Der Tagesspiegel fears that the chancellor's cancellation means he won't get a proper rest.
"A holiday in Italy would have been in the national interest," the paper declares.
On a more serious note, it interprets Gerhard Schroeder's decision as part of what it calls "his kind of populist foreign-domestic policies".
"It has little to do with a foreign or European policy which is guided by reason," the paper warns.
The Sueddeutsche Zeitung sees common ground between Stefano Stefani and the German chancellor.
"Stefani, the popular press and now Schroeder, too, are fuelling the vague feeling that one country can 'insult' another," the paper says.
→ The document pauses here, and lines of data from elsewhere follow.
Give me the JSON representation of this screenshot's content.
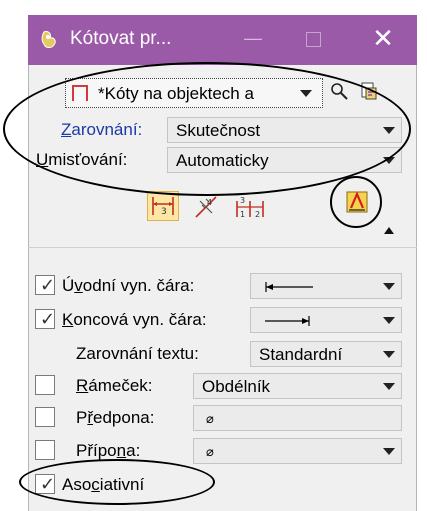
{
  "window": {
    "title": "Kótovat pr...",
    "min_glyph": "—",
    "close_glyph": "✕"
  },
  "style_selector": {
    "value": "*Kóty na objektech a"
  },
  "alignment": {
    "label": "Zarovnání:",
    "label_access_key": "Z",
    "label_rest": "arovnání:",
    "value": "Skutečnost"
  },
  "placement": {
    "label": "Umisťování:",
    "label_access_key": "U",
    "label_rest": "misťování:",
    "value": "Automaticky"
  },
  "options": {
    "start_ext_line": {
      "label_pre": "Ú",
      "label_key": "v",
      "label_post": "odní vyn. čára:",
      "checked": true,
      "value_glyph": "⇤"
    },
    "end_ext_line": {
      "label_pre": "",
      "label_key": "K",
      "label_post": "oncová vyn. čára:",
      "checked": true,
      "value_glyph": "⇥"
    },
    "text_alignment": {
      "label": "Zarovnání textu:",
      "value": "Standardní"
    },
    "frame": {
      "label_pre": "",
      "label_key": "R",
      "label_post": "ámeček:",
      "checked": false,
      "value": "Obdélník"
    },
    "prefix": {
      "label_pre": "P",
      "label_key": "ř",
      "label_post": "edpona:",
      "checked": false,
      "value": "⌀"
    },
    "suffix": {
      "label_pre": "Přípo",
      "label_key": "n",
      "label_post": "a:",
      "checked": false,
      "value": "⌀"
    },
    "associative": {
      "label_pre": "Aso",
      "label_key": "c",
      "label_post": "iativní",
      "checked": true
    }
  },
  "colors": {
    "title_bar": "#9a5aa8",
    "label_blue": "#1a3aa6",
    "panel_bg": "#f0f0f0"
  }
}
It suggests that this kind of thinking is typical of the 19th century, when it led to wars over national honour.
Austria's Der Standard agrees.
"The players in the row are using outmoded systems of old nationalistic reflexes," the paper says.
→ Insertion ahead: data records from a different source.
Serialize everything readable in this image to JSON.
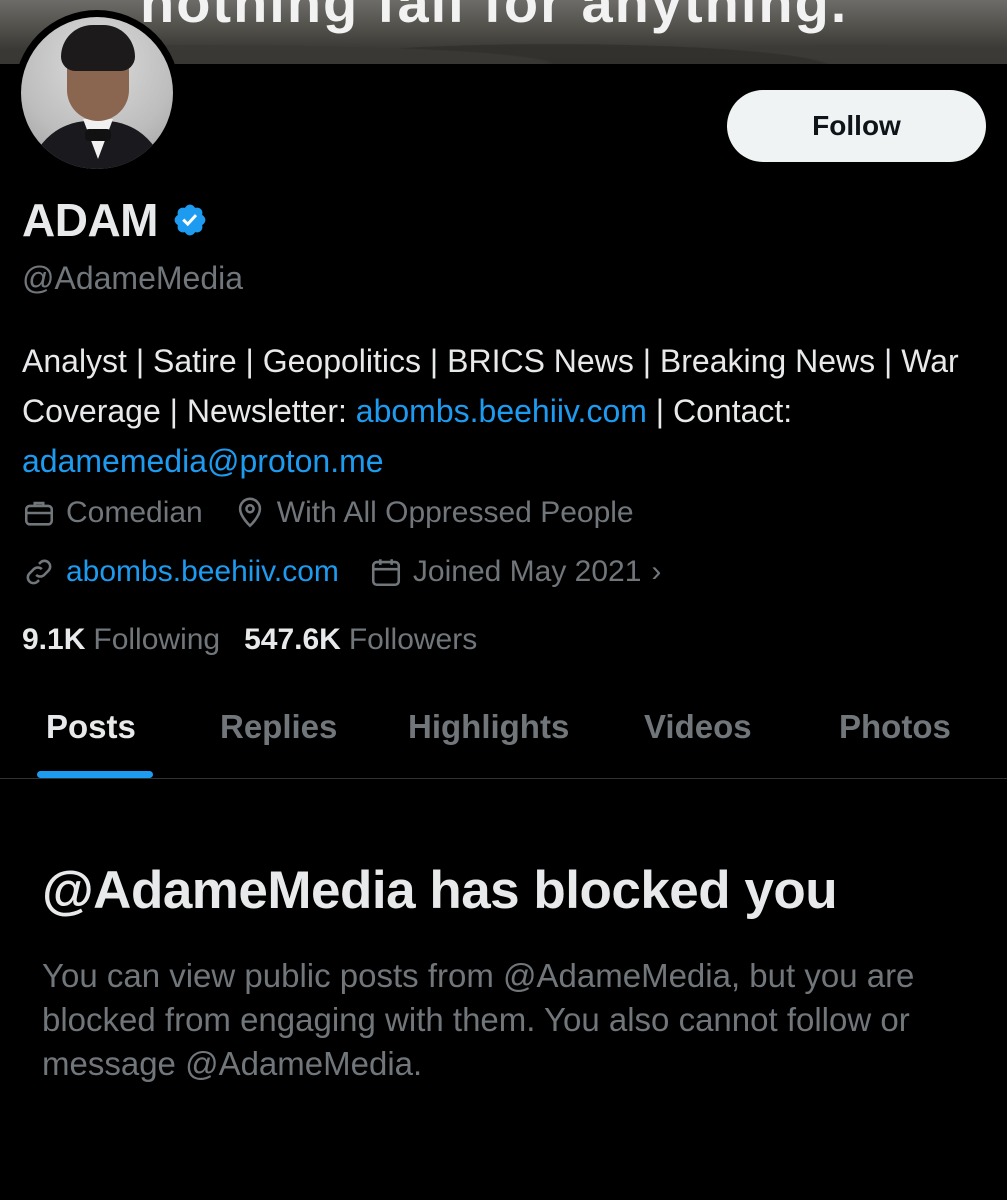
{
  "banner": {
    "text": "nothing fall for anything."
  },
  "profile": {
    "name": "ADAM",
    "handle": "@AdameMedia",
    "follow_label": "Follow",
    "bio": {
      "part1": "Analyst | Satire | Geopolitics | BRICS News | Breaking News | War Coverage | Newsletter: ",
      "link1": "abombs.beehiiv.com",
      "part2": " | Contact: ",
      "link2": "adamemedia@proton.me"
    },
    "category": "Comedian",
    "location": "With All Oppressed People",
    "website": "abombs.beehiiv.com",
    "joined": "Joined May 2021",
    "following_count": "9.1K",
    "following_label": "Following",
    "followers_count": "547.6K",
    "followers_label": "Followers"
  },
  "tabs": [
    "Posts",
    "Replies",
    "Highlights",
    "Videos",
    "Photos"
  ],
  "blocked": {
    "title": "@AdameMedia has blocked you",
    "description": "You can view public posts from @AdameMedia, but you are blocked from engaging with them. You also cannot follow or message @AdameMedia."
  },
  "icons": {
    "verified": "verified-badge-icon",
    "category": "briefcase-icon",
    "location": "location-pin-icon",
    "website": "link-icon",
    "joined": "calendar-icon",
    "chevron": "chevron-right-icon"
  },
  "colors": {
    "accent": "#1d9bf0",
    "secondary_text": "#71767b",
    "background": "#000000"
  }
}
It urges Gerhard Schroeder to occupy the moral high ground by breaking what it calls "the vicious circle of artificial and calculating outrage" and spending his holiday in Italy despite his cancellation.
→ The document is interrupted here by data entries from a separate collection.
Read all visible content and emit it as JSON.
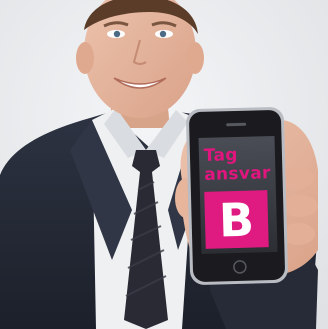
{
  "phone_screen": {
    "line1": "Tag",
    "line2": "ansvar",
    "logo_letter": "B",
    "accent_color": "#df1b82"
  },
  "colors": {
    "background": "#e9eaec",
    "suit": "#252a36",
    "shirt": "#eef0f2",
    "tie": "#2a2a34",
    "skin": "#e7b89f",
    "hair": "#5a3c28",
    "phone_body": "#1b1b1f",
    "phone_bezel": "#b9bcc2"
  }
}
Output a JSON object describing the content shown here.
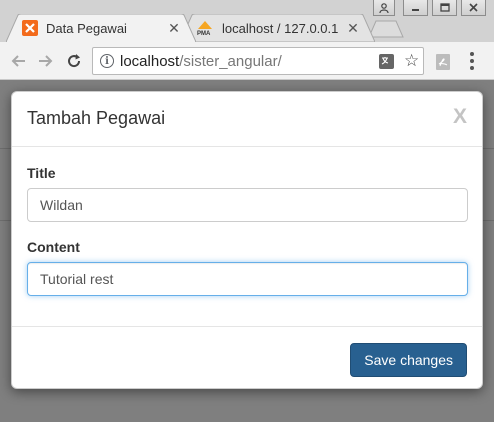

Mr Schroeder might also have read the Wednesday edition of the Turin daily La Stampa before he took his decision.
In an article taking the form of a letter, the paper begs an anonymous German friend not to cancel his annual holiday in Italy.
"True, the psychological climate between Germans and Italians has not been... so aggressive and vulgar for many decades," it admits.
The paper says even Mr Stefani's failed marriage to a German and membership of the Northern League cannot fully explain what it calls his "odious and almost obscene displays of racism".
It insists that hoteliers and tourist guides in Venice, Tuscany and Liguria do not share such attitudes.
"The Italians who vote for Berlusconi are not all mafiosi and the Northern League is not the whole of Italy," the paper adds.
The Geneva daily Le Temps hails as "courageous" the Swiss Federal Court's decision not to put foreigners' citizenship applications to the public vote.
The magistrates ruled against what the paper calls "that direct democracy that serves a little too easily, in this country, as a supreme reference, a sacred cow, with solutions to all the problems of the Swiss," the paper says.
"Democracy is not the violation of the constitution by the majority," it adds.
And instead of sending the ball back into the politicians' court the judges played their role to the full, the paper says.
"The most direct lesson that can be learned... is that naturalization is no longer the act of sovereignty it used to be, but a more administrative than political decision," it adds.
Shopping for votes
The Hungarian daily Nepszabadsag targets the policy of the main conservative opposition party, Fidesz (Hungarian Civic Alliance), on women.
Fidesz chairman Viktor Orban cautioned the party's newly founded Female Section against feminism, and called on them "to knit a net around the party as strong as a shopping net", the paper says.
The paper contrasts this image of a net-like eastern European shopping bag (no longer in use) with the policy of the German conservative CDU-CSU's so-called Frauen Union, which, it says, "demands full equality in public life, work and family".
"The situation has hardly changed in the East", the commentary says, referring to party leaders on both ends of the political spectrum who see the role of women in politics mainly as one of maximizing votes.
"While we are hardly ahead of Cambodia, Iraq or Albania concerning the proportion of women in politics, there is nothing to be surprised about in all this," the paper concludes.
The European press review is compiled by BBC Monitoring from internet editions of the main European newspapers and some early printed editions.